Picture of the prospects and constraints faced by women sculptors in the United States from the late eighteenth century throught the 1930s and the emerging of a professional identity for women artists. Thanks to their success as neoclassicists, women sculptors were able to cross over into nationalistic and political subjects that were unavailable to women painters.

Edith Wharton and the Visual Arts

Edith Wharton and the Visual Arts PDF Author: Emily J. Orlando
Publisher: University of Alabama Press
ISBN: 0817315373
Category : Art
Languages : en
Pages : 250

View

Book Description
An insightful look at representations of women’s bodies and female authority. This work explores Edith Wharton's career-long concern with a 19th-century visual culture that limited female artistic agency and expression. Wharton repeatedly invoked the visual arts--especially painting—as a medium for revealing the ways that women's bodies have been represented (as passive, sexualized, infantalized, sickly, dead). Well-versed in the Italian masters, Wharton made special use of the art of the Pre-Raphaelite Brotherhood, particularly its penchant for producing not portraits of individual women but instead icons onto whose bodies male desire is superimposed. Emily Orlando contends that while Wharton's early work presents women enshrined by men through art, the middle and later fiction shifts the seat of power to women. From Lily Bart in The House of Mirth to Undine Spragg in The Custom of the Country and Ellen Olenska in The Age of Innocence, women evolve from victims to vital agents, securing for themselves a more empowering and satisfying relationship to art and to their own identities. Orlando also studies the lesser-known short stories and novels, revealing Wharton’s re-workings of texts by Browning, Poe, Balzac, George Eliot, Sir Joshua Reynolds, and, most significantly, Dante Gabriel Rossetti. Edith Wharton and the Visual Arts is the first extended study to examine the presence in Wharton's fiction of the Pre-Raphaelite poetry and painting of Rossetti and his muses, notably Elizabeth Siddall and Jane Morris. Wharton emerges as one of American literature's most gifted inter-textual realists, providing a vivid lens through which to view issues of power, resistance, and social change as they surface in American literature and culture.
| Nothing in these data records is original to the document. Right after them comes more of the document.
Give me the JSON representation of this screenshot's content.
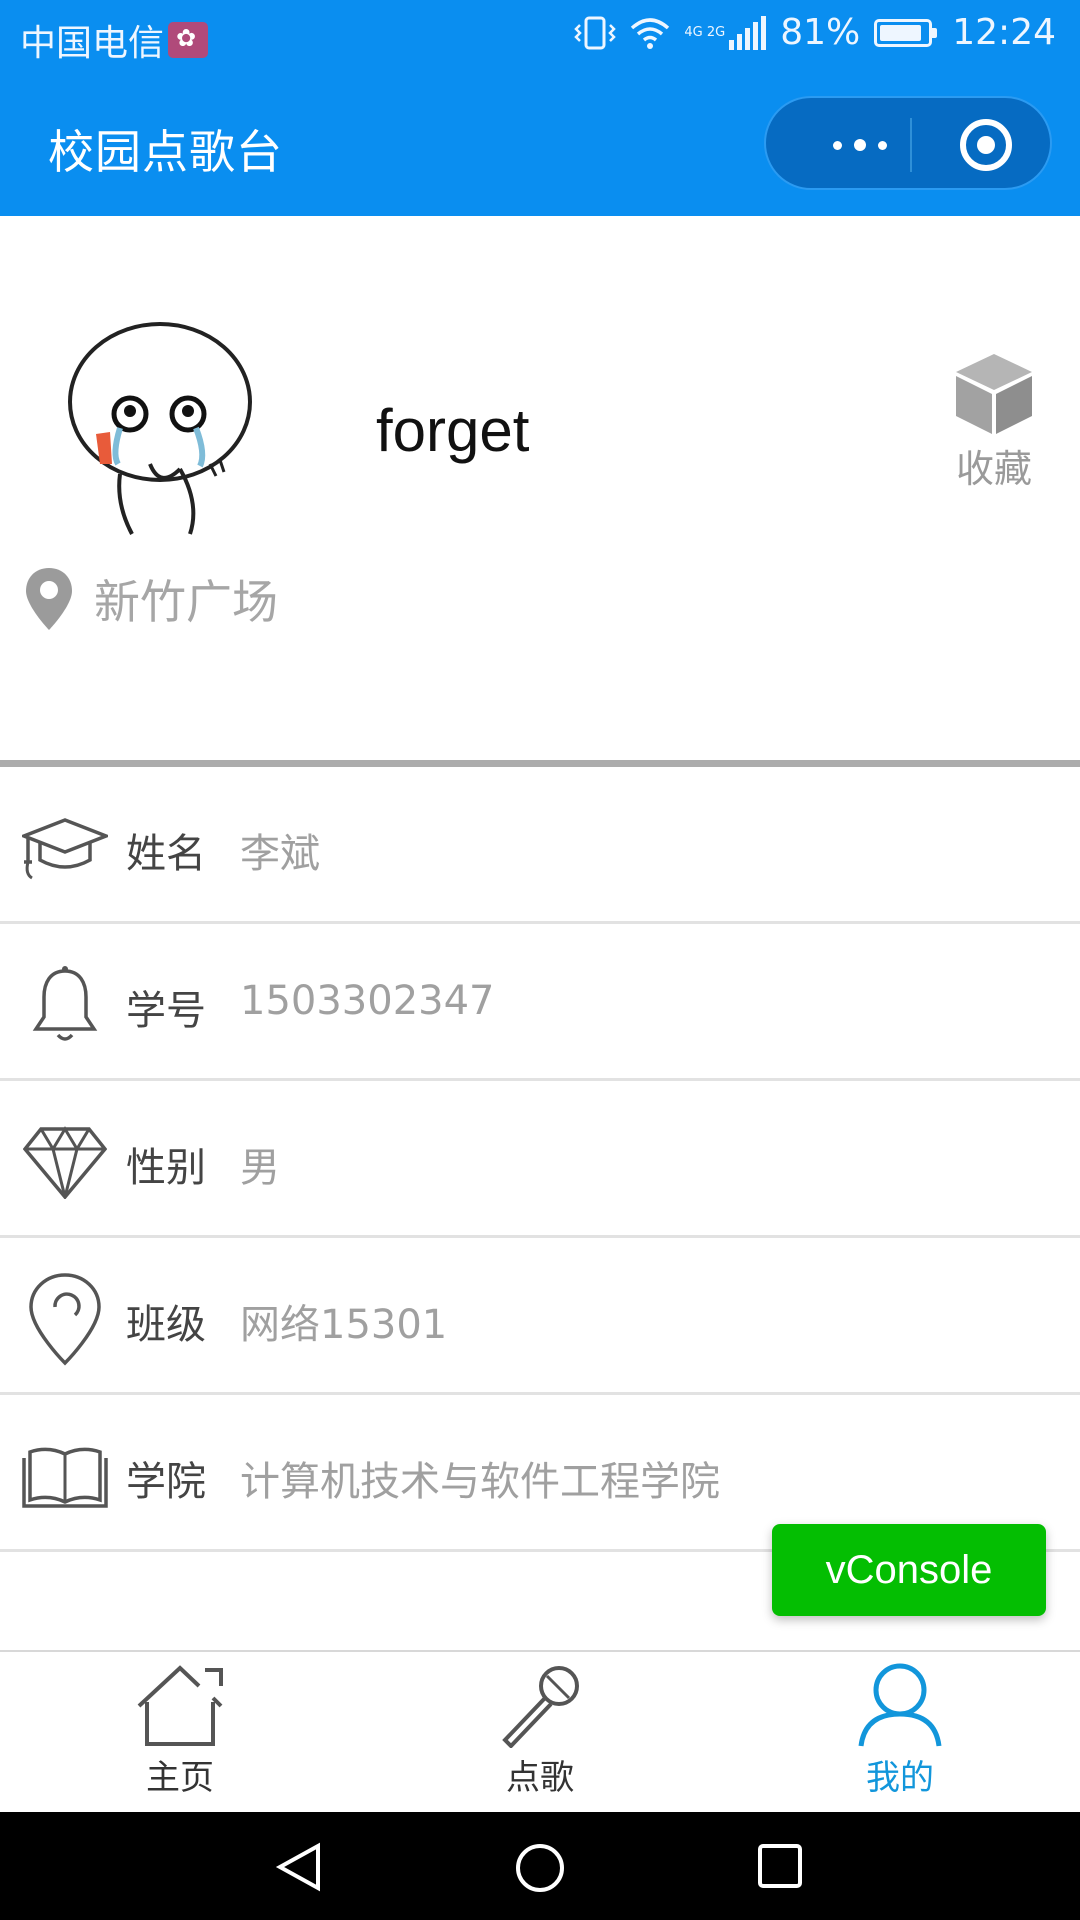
{
  "status_bar": {
    "carrier": "中国电信",
    "network": "4G 2G",
    "battery": "81%",
    "time": "12:24",
    "icons": [
      "vibrate-icon",
      "wifi-icon",
      "signal-icon",
      "battery-icon"
    ]
  },
  "navbar": {
    "title": "校园点歌台",
    "background": "#0a8ef0",
    "capsule_icons": [
      "more-icon",
      "close-miniprogram-icon"
    ]
  },
  "profile": {
    "username": "forget",
    "favorites_label": "收藏",
    "favorites_icon": "cube-icon",
    "location": "新竹广场",
    "location_icon": "location-pin-icon",
    "avatar_icon": "crying-cartoon-avatar"
  },
  "info": [
    {
      "label": "姓名",
      "value": "李斌",
      "icon": "graduation-cap-icon"
    },
    {
      "label": "学号",
      "value": "1503302347",
      "icon": "bell-icon"
    },
    {
      "label": "性别",
      "value": "男",
      "icon": "diamond-icon"
    },
    {
      "label": "班级",
      "value": "网络15301",
      "icon": "map-pin-outline-icon"
    },
    {
      "label": "学院",
      "value": "计算机技术与软件工程学院",
      "icon": "book-icon"
    }
  ],
  "vconsole": {
    "label": "vConsole",
    "color": "#04be02"
  },
  "tabbar": {
    "active_color": "#1296db",
    "tabs": [
      {
        "label": "主页",
        "icon": "home-icon",
        "active": false
      },
      {
        "label": "点歌",
        "icon": "microphone-icon",
        "active": false
      },
      {
        "label": "我的",
        "icon": "user-icon",
        "active": true
      }
    ]
  },
  "system_nav": {
    "icons": [
      "back-icon",
      "home-circle-icon",
      "recents-icon"
    ]
  }
}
The Embodied Imagination in Antebellum American Art and Culture

The Embodied Imagination in Antebellum American Art and Culture PDF Author: Catherine Holochwost
Publisher: Routledge
ISBN: 0429615302
Category : Art
Languages : en
Pages : 200

View
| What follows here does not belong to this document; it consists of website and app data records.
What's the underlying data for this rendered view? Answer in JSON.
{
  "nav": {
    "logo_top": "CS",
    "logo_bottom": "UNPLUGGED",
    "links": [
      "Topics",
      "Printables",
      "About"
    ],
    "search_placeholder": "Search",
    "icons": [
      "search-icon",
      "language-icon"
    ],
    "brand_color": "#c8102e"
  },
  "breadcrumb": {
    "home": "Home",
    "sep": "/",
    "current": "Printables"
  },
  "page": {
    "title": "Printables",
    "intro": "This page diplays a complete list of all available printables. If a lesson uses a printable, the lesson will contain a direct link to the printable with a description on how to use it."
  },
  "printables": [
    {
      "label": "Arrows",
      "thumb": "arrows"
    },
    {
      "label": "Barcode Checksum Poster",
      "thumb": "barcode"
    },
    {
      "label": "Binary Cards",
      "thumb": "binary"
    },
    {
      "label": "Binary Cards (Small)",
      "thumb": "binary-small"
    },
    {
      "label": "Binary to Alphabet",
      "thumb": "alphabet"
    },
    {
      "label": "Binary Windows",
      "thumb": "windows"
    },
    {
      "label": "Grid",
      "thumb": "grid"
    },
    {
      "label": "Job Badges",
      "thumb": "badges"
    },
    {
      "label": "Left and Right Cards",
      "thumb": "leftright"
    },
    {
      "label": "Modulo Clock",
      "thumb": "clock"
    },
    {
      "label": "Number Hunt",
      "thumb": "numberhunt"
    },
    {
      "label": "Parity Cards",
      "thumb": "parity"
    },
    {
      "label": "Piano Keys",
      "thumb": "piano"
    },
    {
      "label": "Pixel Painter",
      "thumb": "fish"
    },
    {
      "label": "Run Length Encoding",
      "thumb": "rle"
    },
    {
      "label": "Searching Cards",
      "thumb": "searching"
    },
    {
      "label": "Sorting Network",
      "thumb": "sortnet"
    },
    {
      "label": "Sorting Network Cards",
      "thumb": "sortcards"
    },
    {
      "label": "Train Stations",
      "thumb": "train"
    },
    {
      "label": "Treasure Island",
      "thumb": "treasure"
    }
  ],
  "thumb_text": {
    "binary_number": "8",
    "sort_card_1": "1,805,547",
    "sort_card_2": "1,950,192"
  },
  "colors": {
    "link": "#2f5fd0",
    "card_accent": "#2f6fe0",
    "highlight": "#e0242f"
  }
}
Book Description
This book reveals a new history of the imagination told through its engagement with the body. Even as they denounced the imagination’s potential for inviting luxury, vice, and corruption, American audiences avidly consumed a transatlantic visual culture of touring paintings, dioramas, gift books, and theatrical performances that pictured a preindustrial—and largely imaginary—European past. By examining the visual, material, and rhetorical strategies artists like Washington Allston, Asher B. Durand, Thomas Cole, and others used to navigate this treacherous ground, Catherine Holochwost uncovers a hidden tension in antebellum aesthetics. The book will be of interest to scholars of art history, literary and cultural history, critical race studies, performance studies, and media studies.